The required answer is the data below, restated word for word with images omitted.

━━ Data to examine ━━

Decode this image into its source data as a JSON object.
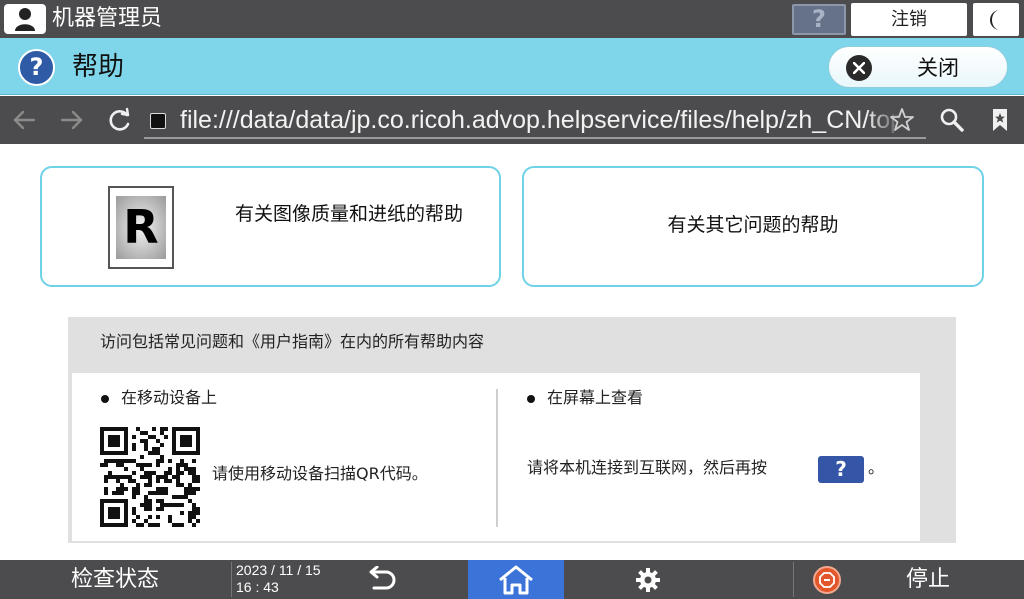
{
  "topbar": {
    "user_name": "机器管理员",
    "help_label": "?",
    "logout_label": "注销",
    "user_icon": "user-icon",
    "moon_icon": "moon-icon"
  },
  "helpbar": {
    "title": "帮助",
    "help_icon_label": "?",
    "close_label": "关闭"
  },
  "browser": {
    "url": "file:///data/data/jp.co.ricoh.advop.helpservice/files/help/zh_CN/top.html?lang"
  },
  "cards": {
    "image_quality": "有关图像质量和进纸的帮助",
    "r_icon_letter": "R",
    "other_issues": "有关其它问题的帮助"
  },
  "panel": {
    "title": "访问包括常见问题和《用户指南》在内的所有帮助内容",
    "mobile_title": "在移动设备上",
    "qr_text": "请使用移动设备扫描QR代码。",
    "screen_title": "在屏幕上查看",
    "connect_text": "请将本机连接到互联网，然后再按",
    "q_button": "?",
    "period": "。"
  },
  "bottombar": {
    "check_status": "检查状态",
    "date": "2023 / 11 / 15",
    "time": "16 : 43",
    "stop_label": "停止"
  },
  "colors": {
    "accent_cyan": "#7fd6ea",
    "dark_bar": "#4c4c4e",
    "home_blue": "#3b73d9",
    "help_blue": "#2f5aa5",
    "stop_red": "#e2562b"
  }
}
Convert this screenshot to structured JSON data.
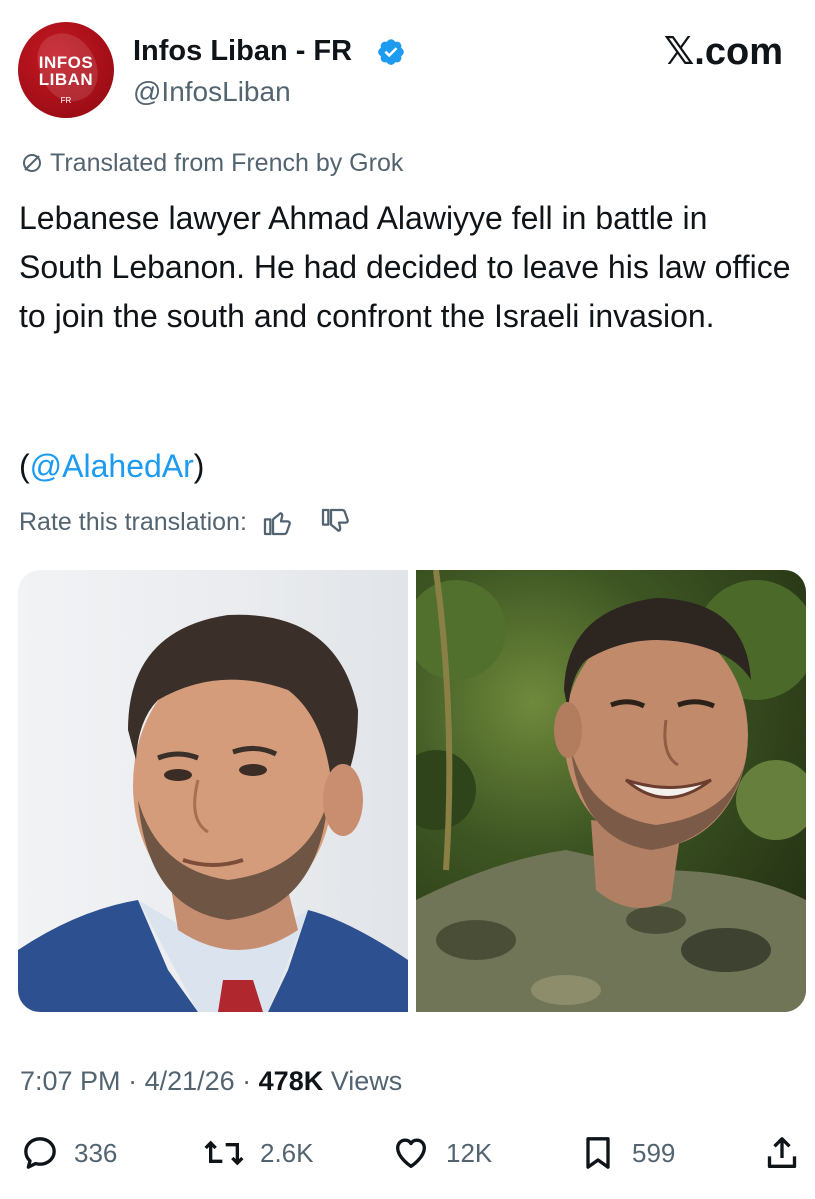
{
  "header": {
    "avatar_lines": [
      "INFOS",
      "LIBAN",
      "FR"
    ],
    "display_name": "Infos Liban - FR",
    "handle": "@InfosLiban",
    "brand": "𝕏.com",
    "verified_color": "#1d9bf0"
  },
  "tweet": {
    "translated_note": "Translated from French by Grok",
    "body": "Lebanese lawyer Ahmad Alawiyye fell in battle in South Lebanon. He had decided to leave his law office to join the south and confront the Israeli invasion.",
    "mention_open": "(",
    "mention": "@AlahedAr",
    "mention_close": ")",
    "rate_label": "Rate this translation:"
  },
  "media": {
    "photos": [
      "portrait-in-suit",
      "portrait-in-camouflage"
    ]
  },
  "meta": {
    "time": "7:07 PM",
    "sep1": " · ",
    "date": "4/21/26",
    "sep2": " · ",
    "views_count": "478K",
    "views_label": " Views"
  },
  "actions": {
    "replies": "336",
    "reposts": "2.6K",
    "likes": "12K",
    "bookmarks": "599"
  },
  "colors": {
    "accent": "#1d9bf0",
    "muted": "#536471",
    "text": "#0f1419",
    "avatar_red": "#a50f18"
  }
}
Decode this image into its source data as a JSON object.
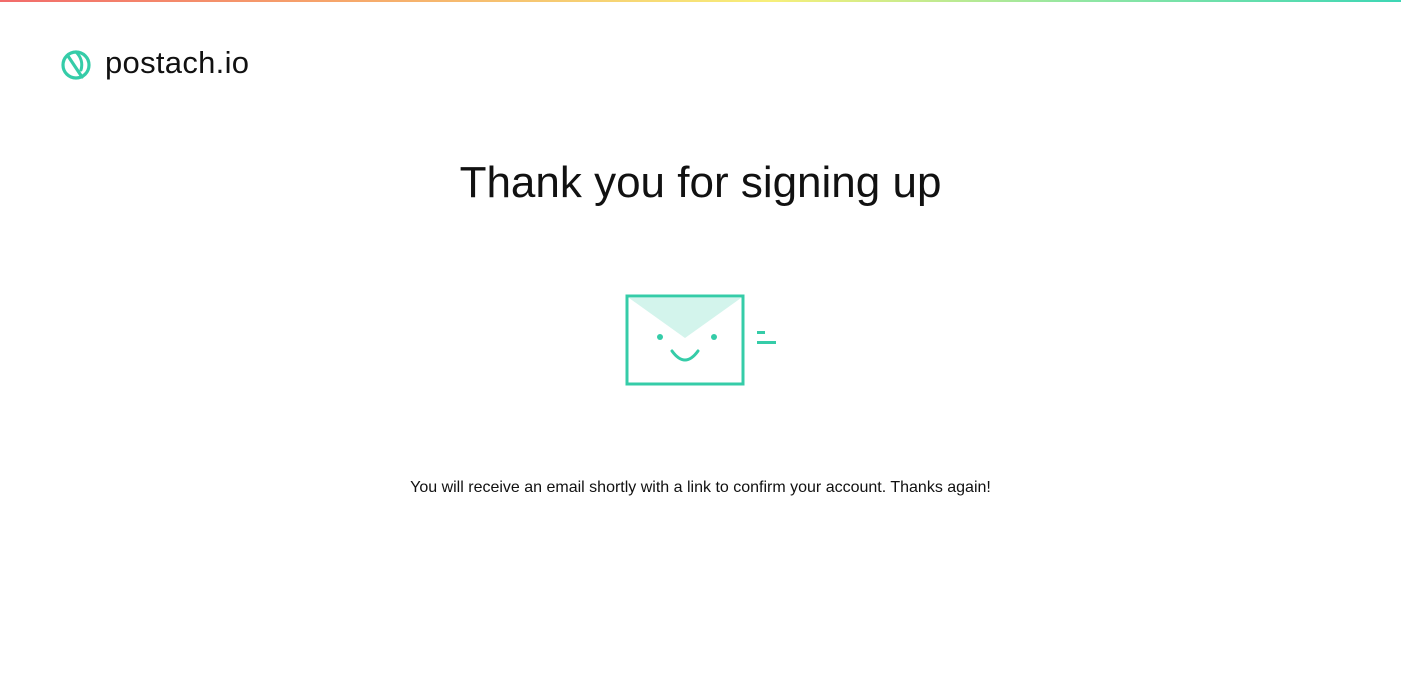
{
  "brand": {
    "name": "postach.io",
    "logo_icon": "leaf-circle-icon",
    "accent_color": "#35cca8",
    "accent_light": "#d3f4ec"
  },
  "top_bar": {
    "gradient_colors": [
      "#f26b6b",
      "#f6a86b",
      "#f7ef7a",
      "#8ee6a4",
      "#3dd6b5"
    ]
  },
  "main": {
    "title": "Thank you for signing up",
    "illustration": "smiling-envelope-icon",
    "message": "You will receive an email shortly with a link to confirm your account. Thanks again!"
  }
}
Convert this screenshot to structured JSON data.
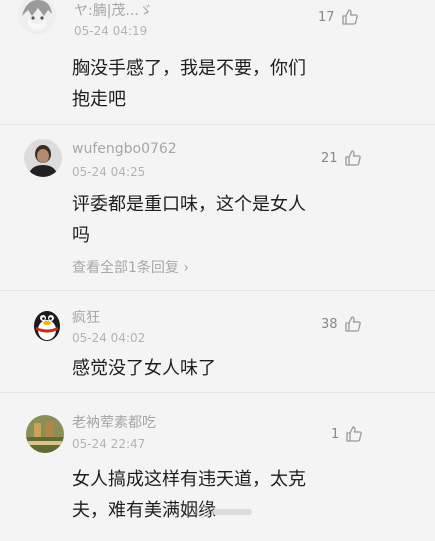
{
  "comments": [
    {
      "username": "ヤ:腩|茂...ゞ",
      "time": "05-24 04:19",
      "likes": "17",
      "lines": [
        "胸没手感了，我是不要，你们",
        "抱走吧"
      ]
    },
    {
      "username": "wufengbo0762",
      "time": "05-24 04:25",
      "likes": "21",
      "lines": [
        "评委都是重口味，这个是女人",
        "吗"
      ],
      "reply_link": "查看全部1条回复 ›"
    },
    {
      "username": "疯狂",
      "time": "05-24 04:02",
      "likes": "38",
      "lines": [
        "感觉没了女人味了"
      ]
    },
    {
      "username": "老衲荤素都吃",
      "time": "05-24 22:47",
      "likes": "1",
      "lines": [
        "女人搞成这样有违天道，太克",
        "夫，难有美满姻缘"
      ]
    }
  ],
  "colors": {
    "background": "#f4f4f4",
    "meta_text": "#a6a6a6",
    "content_text": "#1e1e1e"
  }
}
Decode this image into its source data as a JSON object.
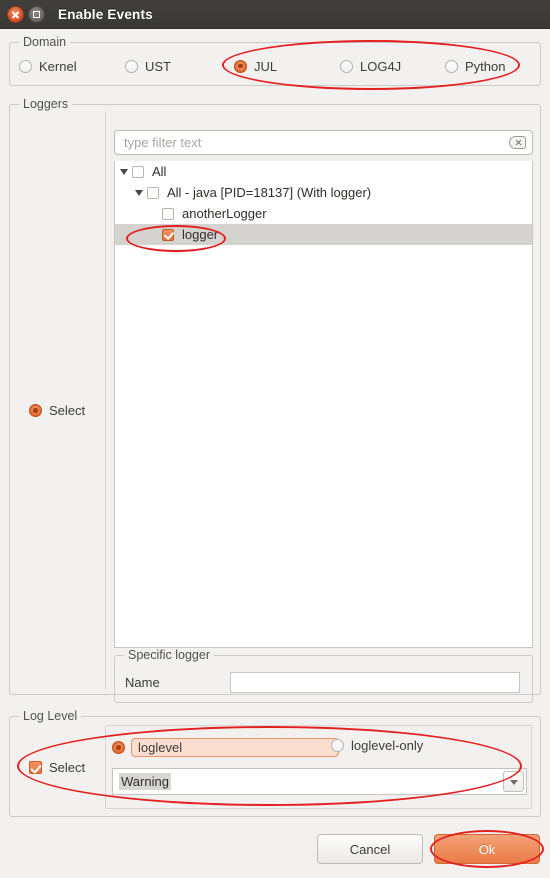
{
  "window": {
    "title": "Enable Events",
    "close_icon": "close-icon",
    "maximize_icon": "maximize-icon"
  },
  "domain": {
    "legend": "Domain",
    "options": [
      {
        "label": "Kernel",
        "selected": false
      },
      {
        "label": "UST",
        "selected": false
      },
      {
        "label": "JUL",
        "selected": true
      },
      {
        "label": "LOG4J",
        "selected": false
      },
      {
        "label": "Python",
        "selected": false
      }
    ]
  },
  "loggers": {
    "legend": "Loggers",
    "select_label": "Select",
    "select_checked": true,
    "filter": {
      "value": "",
      "placeholder": "type filter text",
      "clear_icon": "clear-icon"
    },
    "tree": [
      {
        "label": "All",
        "checked": false,
        "expanded": true,
        "indent": 0,
        "has_arrow": true,
        "selected": false
      },
      {
        "label": "All - java [PID=18137] (With logger)",
        "checked": false,
        "expanded": true,
        "indent": 1,
        "has_arrow": true,
        "selected": false
      },
      {
        "label": "anotherLogger",
        "checked": false,
        "expanded": false,
        "indent": 2,
        "has_arrow": false,
        "selected": false
      },
      {
        "label": "logger",
        "checked": true,
        "expanded": false,
        "indent": 2,
        "has_arrow": false,
        "selected": true
      }
    ],
    "specific": {
      "legend": "Specific logger",
      "name_label": "Name",
      "name_value": "",
      "name_placeholder": ""
    }
  },
  "log_level": {
    "legend": "Log Level",
    "select_label": "Select",
    "select_checked": true,
    "mode_options": [
      {
        "label": "loglevel",
        "selected": true
      },
      {
        "label": "loglevel-only",
        "selected": false
      }
    ],
    "combo_value": "Warning",
    "combo_arrow_icon": "chevron-down-icon"
  },
  "buttons": {
    "cancel": "Cancel",
    "ok": "Ok"
  },
  "colors": {
    "accent": "#e8713a",
    "annotation": "#e41f1f",
    "titlebar": "#3a3836",
    "dialog_bg": "#f2f1f0"
  }
}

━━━

Exercise response:
Decode this image into its source data as a JSON object.
{
  "topbar": {
    "user_name": "机器管理员",
    "help_label": "?",
    "logout_label": "注销",
    "user_icon": "user-icon",
    "moon_icon": "moon-icon"
  },
  "helpbar": {
    "title": "帮助",
    "help_icon_label": "?",
    "close_label": "关闭"
  },
  "browser": {
    "url": "file:///data/data/jp.co.ricoh.advop.helpservice/files/help/zh_CN/top.html?lang"
  },
  "cards": {
    "image_quality": "有关图像质量和进纸的帮助",
    "r_icon_letter": "R",
    "other_issues": "有关其它问题的帮助"
  },
  "panel": {
    "title": "访问包括常见问题和《用户指南》在内的所有帮助内容",
    "mobile_title": "在移动设备上",
    "qr_text": "请使用移动设备扫描QR代码。",
    "screen_title": "在屏幕上查看",
    "connect_text": "请将本机连接到互联网，然后再按",
    "q_button": "?",
    "period": "。"
  },
  "bottombar": {
    "check_status": "检查状态",
    "date": "2023 / 11 / 15",
    "time": "16 : 43",
    "stop_label": "停止"
  },
  "colors": {
    "accent_cyan": "#7fd6ea",
    "dark_bar": "#4c4c4e",
    "home_blue": "#3b73d9",
    "help_blue": "#2f5aa5",
    "stop_red": "#e2562b"
  }
}
Convert this screenshot to structured JSON data.
{
  "header": {
    "avatar_lines": [
      "INFOS",
      "LIBAN",
      "FR"
    ],
    "display_name": "Infos Liban - FR",
    "handle": "@InfosLiban",
    "brand": "𝕏.com",
    "verified_color": "#1d9bf0"
  },
  "tweet": {
    "translated_note": "Translated from French by Grok",
    "body": "Lebanese lawyer Ahmad Alawiyye fell in battle in South Lebanon. He had decided to leave his law office to join the south and confront the Israeli invasion.",
    "mention_open": "(",
    "mention": "@AlahedAr",
    "mention_close": ")",
    "rate_label": "Rate this translation:"
  },
  "media": {
    "photos": [
      "portrait-in-suit",
      "portrait-in-camouflage"
    ]
  },
  "meta": {
    "time": "7:07 PM",
    "sep1": " · ",
    "date": "4/21/26",
    "sep2": " · ",
    "views_count": "478K",
    "views_label": " Views"
  },
  "actions": {
    "replies": "336",
    "reposts": "2.6K",
    "likes": "12K",
    "bookmarks": "599"
  },
  "colors": {
    "accent": "#1d9bf0",
    "muted": "#536471",
    "text": "#0f1419",
    "avatar_red": "#a50f18"
  }
}
Decode this image into its source data as a JSON object.
{
  "brand": {
    "name": "postach.io",
    "logo_icon": "leaf-circle-icon",
    "accent_color": "#35cca8",
    "accent_light": "#d3f4ec"
  },
  "top_bar": {
    "gradient_colors": [
      "#f26b6b",
      "#f6a86b",
      "#f7ef7a",
      "#8ee6a4",
      "#3dd6b5"
    ]
  },
  "main": {
    "title": "Thank you for signing up",
    "illustration": "smiling-envelope-icon",
    "message": "You will receive an email shortly with a link to confirm your account. Thanks again!"
  }
}
Convert this screenshot to structured JSON data.
{
  "comments": [
    {
      "username": "ヤ:腩|茂...ゞ",
      "time": "05-24 04:19",
      "likes": "17",
      "lines": [
        "胸没手感了，我是不要，你们",
        "抱走吧"
      ]
    },
    {
      "username": "wufengbo0762",
      "time": "05-24 04:25",
      "likes": "21",
      "lines": [
        "评委都是重口味，这个是女人",
        "吗"
      ],
      "reply_link": "查看全部1条回复 ›"
    },
    {
      "username": "疯狂",
      "time": "05-24 04:02",
      "likes": "38",
      "lines": [
        "感觉没了女人味了"
      ]
    },
    {
      "username": "老衲荤素都吃",
      "time": "05-24 22:47",
      "likes": "1",
      "lines": [
        "女人搞成这样有违天道，太克",
        "夫，难有美满姻缘"
      ]
    }
  ],
  "colors": {
    "background": "#f4f4f4",
    "meta_text": "#a6a6a6",
    "content_text": "#1e1e1e"
  }
}
Decode this image into its source data as a JSON object.
{
  "window": {
    "title": "Enable Events",
    "close_icon": "close-icon",
    "maximize_icon": "maximize-icon"
  },
  "domain": {
    "legend": "Domain",
    "options": [
      {
        "label": "Kernel",
        "selected": false
      },
      {
        "label": "UST",
        "selected": false
      },
      {
        "label": "JUL",
        "selected": true
      },
      {
        "label": "LOG4J",
        "selected": false
      },
      {
        "label": "Python",
        "selected": false
      }
    ]
  },
  "loggers": {
    "legend": "Loggers",
    "select_label": "Select",
    "select_checked": true,
    "filter": {
      "value": "",
      "placeholder": "type filter text",
      "clear_icon": "clear-icon"
    },
    "tree": [
      {
        "label": "All",
        "checked": false,
        "expanded": true,
        "indent": 0,
        "has_arrow": true,
        "selected": false
      },
      {
        "label": "All - java [PID=18137] (With logger)",
        "checked": false,
        "expanded": true,
        "indent": 1,
        "has_arrow": true,
        "selected": false
      },
      {
        "label": "anotherLogger",
        "checked": false,
        "expanded": false,
        "indent": 2,
        "has_arrow": false,
        "selected": false
      },
      {
        "label": "logger",
        "checked": true,
        "expanded": false,
        "indent": 2,
        "has_arrow": false,
        "selected": true
      }
    ],
    "specific": {
      "legend": "Specific logger",
      "name_label": "Name",
      "name_value": "",
      "name_placeholder": ""
    }
  },
  "log_level": {
    "legend": "Log Level",
    "select_label": "Select",
    "select_checked": true,
    "mode_options": [
      {
        "label": "loglevel",
        "selected": true
      },
      {
        "label": "loglevel-only",
        "selected": false
      }
    ],
    "combo_value": "Warning",
    "combo_arrow_icon": "chevron-down-icon"
  },
  "buttons": {
    "cancel": "Cancel",
    "ok": "Ok"
  },
  "colors": {
    "accent": "#e8713a",
    "annotation": "#e41f1f",
    "titlebar": "#3a3836",
    "dialog_bg": "#f2f1f0"
  }
}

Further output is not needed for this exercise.